◆ TRY IT:
Give back the full data, unchanged and complete.

—————

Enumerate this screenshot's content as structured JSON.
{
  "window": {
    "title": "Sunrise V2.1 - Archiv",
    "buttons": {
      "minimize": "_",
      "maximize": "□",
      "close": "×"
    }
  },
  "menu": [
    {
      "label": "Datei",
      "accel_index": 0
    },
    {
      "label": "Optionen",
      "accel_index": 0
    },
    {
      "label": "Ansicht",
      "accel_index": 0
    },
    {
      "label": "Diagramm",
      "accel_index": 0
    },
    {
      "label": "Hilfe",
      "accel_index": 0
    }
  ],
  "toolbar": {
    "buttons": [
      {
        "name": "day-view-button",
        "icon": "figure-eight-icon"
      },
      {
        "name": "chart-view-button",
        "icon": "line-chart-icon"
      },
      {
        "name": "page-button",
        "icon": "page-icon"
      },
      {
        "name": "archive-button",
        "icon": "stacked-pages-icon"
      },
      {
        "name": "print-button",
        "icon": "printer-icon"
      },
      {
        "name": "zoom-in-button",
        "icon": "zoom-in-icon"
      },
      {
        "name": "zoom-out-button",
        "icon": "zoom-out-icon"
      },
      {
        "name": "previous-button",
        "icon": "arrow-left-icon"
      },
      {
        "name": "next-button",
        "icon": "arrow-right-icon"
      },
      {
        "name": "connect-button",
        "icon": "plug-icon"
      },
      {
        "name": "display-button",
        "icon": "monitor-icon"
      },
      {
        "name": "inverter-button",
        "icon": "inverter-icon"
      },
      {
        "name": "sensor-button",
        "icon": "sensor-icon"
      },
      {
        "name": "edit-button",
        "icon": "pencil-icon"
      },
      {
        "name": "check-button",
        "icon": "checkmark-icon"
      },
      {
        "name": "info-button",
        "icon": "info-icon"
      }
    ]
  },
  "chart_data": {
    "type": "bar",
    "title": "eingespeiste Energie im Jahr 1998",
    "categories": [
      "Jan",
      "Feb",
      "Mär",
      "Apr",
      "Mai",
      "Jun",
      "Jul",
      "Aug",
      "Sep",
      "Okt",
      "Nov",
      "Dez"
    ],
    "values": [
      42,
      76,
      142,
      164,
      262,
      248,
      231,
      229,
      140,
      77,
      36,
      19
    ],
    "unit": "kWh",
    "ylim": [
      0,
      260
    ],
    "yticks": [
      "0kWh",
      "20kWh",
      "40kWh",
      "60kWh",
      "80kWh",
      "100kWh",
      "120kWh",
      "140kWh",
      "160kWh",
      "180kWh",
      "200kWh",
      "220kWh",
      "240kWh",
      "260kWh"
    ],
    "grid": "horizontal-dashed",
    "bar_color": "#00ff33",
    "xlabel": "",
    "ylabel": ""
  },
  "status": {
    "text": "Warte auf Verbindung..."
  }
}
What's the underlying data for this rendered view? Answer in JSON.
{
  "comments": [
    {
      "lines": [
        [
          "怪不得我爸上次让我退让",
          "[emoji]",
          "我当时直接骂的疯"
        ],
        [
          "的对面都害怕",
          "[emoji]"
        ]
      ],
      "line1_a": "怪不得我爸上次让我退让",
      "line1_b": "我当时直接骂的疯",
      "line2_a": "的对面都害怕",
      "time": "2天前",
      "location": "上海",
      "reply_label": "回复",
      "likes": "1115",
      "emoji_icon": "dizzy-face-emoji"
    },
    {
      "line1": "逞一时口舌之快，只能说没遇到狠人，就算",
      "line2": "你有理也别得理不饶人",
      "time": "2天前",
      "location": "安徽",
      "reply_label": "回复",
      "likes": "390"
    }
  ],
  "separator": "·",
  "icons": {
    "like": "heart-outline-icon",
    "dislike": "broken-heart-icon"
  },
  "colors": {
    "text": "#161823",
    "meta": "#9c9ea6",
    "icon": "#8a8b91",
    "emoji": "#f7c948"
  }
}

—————

◆ TASK RESPONSE:
Enumerate this screenshot's content as structured JSON.
{
  "window": {
    "title": "Sunrise V2.1 - Archiv",
    "buttons": {
      "minimize": "_",
      "maximize": "□",
      "close": "×"
    }
  },
  "menu": [
    {
      "label": "Datei",
      "accel_index": 0
    },
    {
      "label": "Optionen",
      "accel_index": 0
    },
    {
      "label": "Ansicht",
      "accel_index": 0
    },
    {
      "label": "Diagramm",
      "accel_index": 0
    },
    {
      "label": "Hilfe",
      "accel_index": 0
    }
  ],
  "toolbar": {
    "buttons": [
      {
        "name": "day-view-button",
        "icon": "figure-eight-icon"
      },
      {
        "name": "chart-view-button",
        "icon": "line-chart-icon"
      },
      {
        "name": "page-button",
        "icon": "page-icon"
      },
      {
        "name": "archive-button",
        "icon": "stacked-pages-icon"
      },
      {
        "name": "print-button",
        "icon": "printer-icon"
      },
      {
        "name": "zoom-in-button",
        "icon": "zoom-in-icon"
      },
      {
        "name": "zoom-out-button",
        "icon": "zoom-out-icon"
      },
      {
        "name": "previous-button",
        "icon": "arrow-left-icon"
      },
      {
        "name": "next-button",
        "icon": "arrow-right-icon"
      },
      {
        "name": "connect-button",
        "icon": "plug-icon"
      },
      {
        "name": "display-button",
        "icon": "monitor-icon"
      },
      {
        "name": "inverter-button",
        "icon": "inverter-icon"
      },
      {
        "name": "sensor-button",
        "icon": "sensor-icon"
      },
      {
        "name": "edit-button",
        "icon": "pencil-icon"
      },
      {
        "name": "check-button",
        "icon": "checkmark-icon"
      },
      {
        "name": "info-button",
        "icon": "info-icon"
      }
    ]
  },
  "chart_data": {
    "type": "bar",
    "title": "eingespeiste Energie im Jahr 1998",
    "categories": [
      "Jan",
      "Feb",
      "Mär",
      "Apr",
      "Mai",
      "Jun",
      "Jul",
      "Aug",
      "Sep",
      "Okt",
      "Nov",
      "Dez"
    ],
    "values": [
      42,
      76,
      142,
      164,
      262,
      248,
      231,
      229,
      140,
      77,
      36,
      19
    ],
    "unit": "kWh",
    "ylim": [
      0,
      260
    ],
    "yticks": [
      "0kWh",
      "20kWh",
      "40kWh",
      "60kWh",
      "80kWh",
      "100kWh",
      "120kWh",
      "140kWh",
      "160kWh",
      "180kWh",
      "200kWh",
      "220kWh",
      "240kWh",
      "260kWh"
    ],
    "grid": "horizontal-dashed",
    "bar_color": "#00ff33",
    "xlabel": "",
    "ylabel": ""
  },
  "status": {
    "text": "Warte auf Verbindung..."
  }
}
What's the underlying data for this rendered view? Answer in JSON.
{
  "comments": [
    {
      "lines": [
        [
          "怪不得我爸上次让我退让",
          "[emoji]",
          "我当时直接骂的疯"
        ],
        [
          "的对面都害怕",
          "[emoji]"
        ]
      ],
      "line1_a": "怪不得我爸上次让我退让",
      "line1_b": "我当时直接骂的疯",
      "line2_a": "的对面都害怕",
      "time": "2天前",
      "location": "上海",
      "reply_label": "回复",
      "likes": "1115",
      "emoji_icon": "dizzy-face-emoji"
    },
    {
      "line1": "逞一时口舌之快，只能说没遇到狠人，就算",
      "line2": "你有理也别得理不饶人",
      "time": "2天前",
      "location": "安徽",
      "reply_label": "回复",
      "likes": "390"
    }
  ],
  "separator": "·",
  "icons": {
    "like": "heart-outline-icon",
    "dislike": "broken-heart-icon"
  },
  "colors": {
    "text": "#161823",
    "meta": "#9c9ea6",
    "icon": "#8a8b91",
    "emoji": "#f7c948"
  }
}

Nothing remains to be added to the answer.